Segment Open

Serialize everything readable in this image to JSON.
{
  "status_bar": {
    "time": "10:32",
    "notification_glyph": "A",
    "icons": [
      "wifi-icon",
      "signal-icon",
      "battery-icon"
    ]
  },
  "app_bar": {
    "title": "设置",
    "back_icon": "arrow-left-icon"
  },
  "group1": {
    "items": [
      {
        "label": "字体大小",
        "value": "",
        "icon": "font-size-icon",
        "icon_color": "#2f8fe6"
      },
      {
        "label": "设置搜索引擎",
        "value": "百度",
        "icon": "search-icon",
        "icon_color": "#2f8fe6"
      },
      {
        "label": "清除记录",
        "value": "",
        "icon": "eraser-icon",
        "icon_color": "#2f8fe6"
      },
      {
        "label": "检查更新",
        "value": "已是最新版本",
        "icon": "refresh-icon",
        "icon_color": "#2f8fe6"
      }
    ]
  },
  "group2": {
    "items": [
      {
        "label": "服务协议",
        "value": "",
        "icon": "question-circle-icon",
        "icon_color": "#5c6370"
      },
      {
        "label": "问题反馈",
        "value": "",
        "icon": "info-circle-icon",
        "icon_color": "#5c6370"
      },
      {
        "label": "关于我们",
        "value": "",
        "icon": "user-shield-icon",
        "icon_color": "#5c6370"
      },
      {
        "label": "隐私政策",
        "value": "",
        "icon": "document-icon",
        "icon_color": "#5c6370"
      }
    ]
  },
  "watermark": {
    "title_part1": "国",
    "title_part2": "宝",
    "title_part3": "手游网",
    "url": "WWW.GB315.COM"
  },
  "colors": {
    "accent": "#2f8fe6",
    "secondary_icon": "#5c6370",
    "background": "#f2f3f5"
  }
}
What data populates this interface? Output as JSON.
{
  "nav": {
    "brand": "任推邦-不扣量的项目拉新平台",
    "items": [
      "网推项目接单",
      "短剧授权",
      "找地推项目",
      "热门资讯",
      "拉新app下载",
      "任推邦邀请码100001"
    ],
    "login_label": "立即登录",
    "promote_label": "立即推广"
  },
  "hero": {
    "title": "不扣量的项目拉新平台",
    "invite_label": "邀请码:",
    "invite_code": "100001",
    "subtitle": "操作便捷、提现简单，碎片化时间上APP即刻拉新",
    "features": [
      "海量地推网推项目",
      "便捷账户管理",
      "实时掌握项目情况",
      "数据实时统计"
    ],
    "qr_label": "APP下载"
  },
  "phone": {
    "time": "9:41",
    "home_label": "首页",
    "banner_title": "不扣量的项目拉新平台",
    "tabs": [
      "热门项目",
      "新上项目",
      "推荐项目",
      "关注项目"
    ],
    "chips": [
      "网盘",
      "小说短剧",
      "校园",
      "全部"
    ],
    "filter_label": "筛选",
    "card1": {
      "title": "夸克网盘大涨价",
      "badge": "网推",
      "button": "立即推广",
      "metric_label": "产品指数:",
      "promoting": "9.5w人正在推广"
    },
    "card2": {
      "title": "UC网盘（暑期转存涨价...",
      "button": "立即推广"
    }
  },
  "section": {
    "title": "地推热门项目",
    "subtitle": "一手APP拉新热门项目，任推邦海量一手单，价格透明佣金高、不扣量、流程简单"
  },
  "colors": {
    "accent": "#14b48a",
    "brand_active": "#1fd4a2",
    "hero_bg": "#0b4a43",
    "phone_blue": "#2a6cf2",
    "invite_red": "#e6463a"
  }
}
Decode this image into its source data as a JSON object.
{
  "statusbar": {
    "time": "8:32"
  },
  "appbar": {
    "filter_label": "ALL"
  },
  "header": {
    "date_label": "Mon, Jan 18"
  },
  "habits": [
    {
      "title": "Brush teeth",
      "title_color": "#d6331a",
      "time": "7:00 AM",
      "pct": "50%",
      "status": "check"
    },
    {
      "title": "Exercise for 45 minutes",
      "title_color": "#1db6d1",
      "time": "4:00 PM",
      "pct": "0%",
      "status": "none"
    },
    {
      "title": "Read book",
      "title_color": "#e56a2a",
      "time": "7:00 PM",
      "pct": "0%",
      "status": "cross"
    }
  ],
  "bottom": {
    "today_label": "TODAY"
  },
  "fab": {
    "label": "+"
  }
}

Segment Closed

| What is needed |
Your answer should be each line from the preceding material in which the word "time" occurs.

| Reply to the exercise |
    "time": "10:32",
    "time": "9:41",
    "time": "8:32"
      "time": "7:00 AM",
      "time": "4:00 PM",
      "time": "7:00 PM",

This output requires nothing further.